BP cap tests suggest possible leak

Pressure readings from a new containment cap that stopped the flow of oil from BP's broken wellhead indicate there could be a leak down in the well.
The new containment cap is pictured during testing in this image captured from a BP live video on Thursday.

Pressure readings from a new containment cap that stopped the flow of oil from BP's broken wellhead indicate there could be a leak down in the well, the U.S. government's point man on the disaster says.

Developments were "generally good news" but close monitoring must continue, retired coast guard admiral Thad Allen said on a conference call.

Engineers continue to look for evidence of leaks as pressure readings from the cap are examined, Allen said.

He said scientists believe the pressure levels could indicate that the reservoir — the source of the oil — is depleting after a three-month spill or that there's a leak somewhere down in the well.

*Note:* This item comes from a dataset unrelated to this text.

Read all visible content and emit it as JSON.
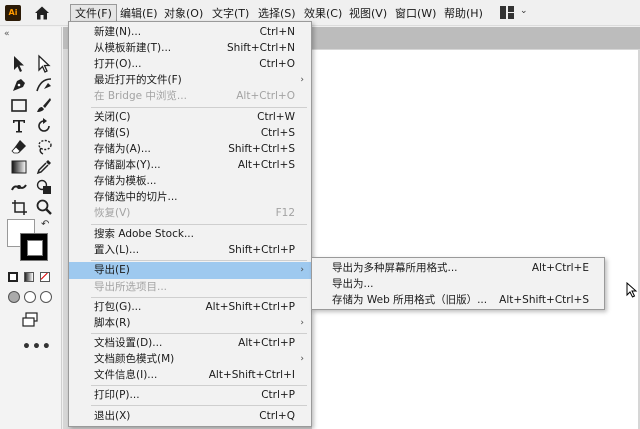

"We don't know because we don't know the exact condition of the well bore," Allen said.

BP closed the choke valve on the new cap over its damaged wellhead off the Louisiana coast Thursday afternoon — stemming the flow of oil into the Gulf for the first time since the well blew out April 20 in an oil rig explosion.

Allen said the test will go ahead for another six-hour period before being reassessed to see if BP needs to reopen the cap and go back to piping some of the oil to ships on the surface.

The testing is to take place over 48 hours. Any new leaks would mean the cap would have to be reopened and oil would again be allowed to spill into the water.

If the testing proceeds as expected, it should wrap up Saturday afternoon.

Earlier, U.S. President Barack Obama said BP is making progress in stopping the flow of oil into the Gulf of Mexico, but a permanent solution is still needed.

Obama said Friday that scientists are monitoring the cap tests to ensure "we are taking a prudent course of action" and not simply looking for a short-term solution that could "lead to even greater problems down the road."

He said the placement of the new cap is "good news," noting that the new system will be used to stop the flow of oil or to capture much of the gushing oil until a relief well, which is seen as the more permanent solution to stopping the flow of oil, is finished.

"We're not going to know for certain which approach makes sense until additional data is in," he said, assuring the public that all decisions will be based on science and what is best for Gulf area residents.

Obama added that even if the cap can't completely shut off the flow of oil, it will allow BP to attach "many more containment mechanisms" so more oil can be channelled to ships on the surface instead of flowing into the Gulf.

Relief well essential

Kent Wells, a BP vice-president, said pressure is good inside the new cap and there were no signs of new leaks. He also said work would resume on one of two relief wells BP aims to drill.

U.S. President Barack Obama says the new cap is a sign of progress but cautions that a permanent solution is needed to stem the flow of oil into the Gulf of Mexico. ((Susan Walsh/Associated Press))

Obama stressed the importance of the relief wells, saying: "We won't be done until we know that we've actually killed the well and have a permanent solution in place."

Though the flow of oil has been temporarily halted, Obama cautioned that it will be an enormous task to clean up the hundreds of millions of litres that have already poured out of the blown-out well.

With files from The Associated Press